The Little Mermaid | Movie Review
After leaving the theater, I heard the phrase “I didn’t have high expectations” from reviewer after reviewer.
Indeed, I would guess many of us felt the same way. After all, with this new and rather lazy, money-grubbing attitude where folks are just remaking hits and retooling formulas they can bank on, Disney’s “live action” remake of the 1989 animated “The Little Mermaid” made many of us say, “here we go again.”
In case you’ve forgotten, the movie is based on the 1837 Hans Christian Andersen tale in which a mermaid, enamored by the things of the world above water, longs for a chance to sample life as a human. The mermaid falls in love with a prince, makes a deal with a powerful sea witch, then experiences the turmoil of choosing between a new life and the old one.
In most cases, I was pleasantly surprised. Director Rob Marshall gave the new Ariel (played by Halle Bailey of the R&B duo Chloe x Halle) quite a bit more to work with as a character. Bailey has an expressive face, refreshing depth and plays both the naive ingénue and the determined, level-headed young woman simultaneously. British actor Jonah Hauer-King’s Prince Eric is square jawed, regal and swashbuckling, and embodies just enough longing and angst to make us root for his wish to explore outside the kingdom. The chemistry between Ariel and the Prince is off and on, but is for the most part believable.
This script stays mostly loyal to the original but adds some nice nuances with Ariel’s wordless explanations of the undersea world to an amazed Eric. Not only did the director allow for some clever moments between the two during Ariel’s muteness; we were also able to hear her singing voice in thoughts. These moments help elevate this picture above the heap of mediocre-to-awful Disney remakes.
The supporting cast is solid and fantastic. Daveed Diggs once again offers superb pacing as Sebastian, and Awkwafina adds a new, fresh spin on the scatterbrained Scuttle. Javier Bardem as Triton is deep and poignant – especially as he wishes Ariel well in her new life with Eric.
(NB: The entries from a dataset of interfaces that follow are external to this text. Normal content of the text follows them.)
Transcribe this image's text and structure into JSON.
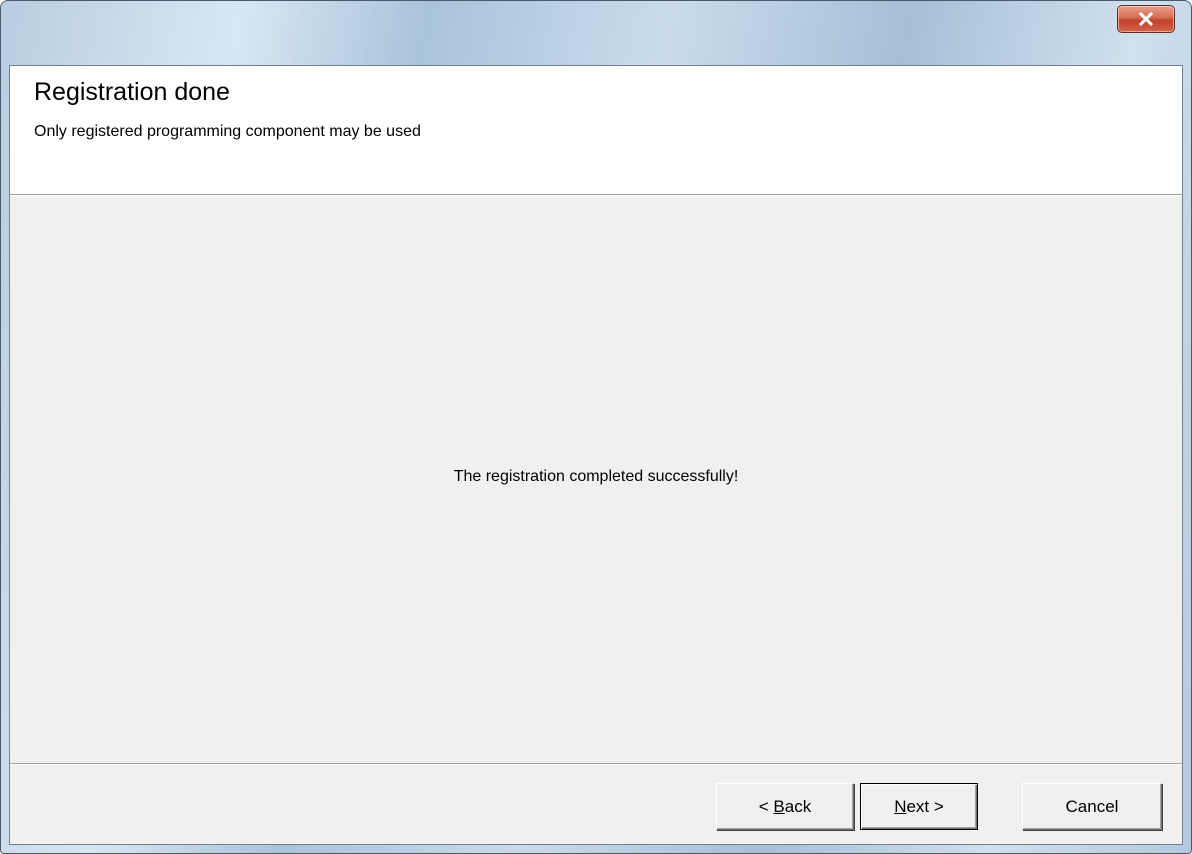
{
  "window": {
    "close_icon": "close-icon"
  },
  "header": {
    "title": "Registration done",
    "subtitle": "Only registered programming component may be used"
  },
  "main": {
    "message": "The registration completed successfully!"
  },
  "footer": {
    "back": {
      "prefix": "< ",
      "mnemonic": "B",
      "rest": "ack"
    },
    "next": {
      "mnemonic": "N",
      "rest": "ext >"
    },
    "cancel": "Cancel"
  },
  "colors": {
    "close_button": "#c2412a",
    "panel_background": "#f0f0f0",
    "header_background": "#ffffff"
  }
}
I felt sorry for Jacob Tremblay, the voice of Flounder and a somewhat uncomfortable afterthought, it seemed.
As expected, Melissa McCarthy dominates as the sea-witch Ursula, channeling a variety of personas and camping it up with her special brand of comedic timing and penchant for improvised dialogue.
I have to say I was somewhat underwhelmed by the special effects, although it has to be tough to recreate a believable underwater world in live action. It should be noted that the words “live action” are used generously here, as most of the movie is CGI. This fact actually made me wonder why the effects weren’t better. At times colorful and lively, and at times dark and even hard to see, the visuals seem somewhat unbalanced. Still, there are moments in the film where things look good and there are enough of those to keep us visually interested.
I’d recommend seeing the film in a widescreen format, if possible. It definitely has more appeal.
This remake is dutifully yet refreshingly diversified, has the same catchy Ashman/Menken tunes we are familiar with (and three new ones), and is inviting enough to make it a good outing for the family. Some scenes near the end may be scary for very young children.
Overall, a commendable effort.
My grade: B
“The Little Mermaid“ opens in theaters Friday, May 26, and is rated PG. Running time is 2 hours, 15 minutes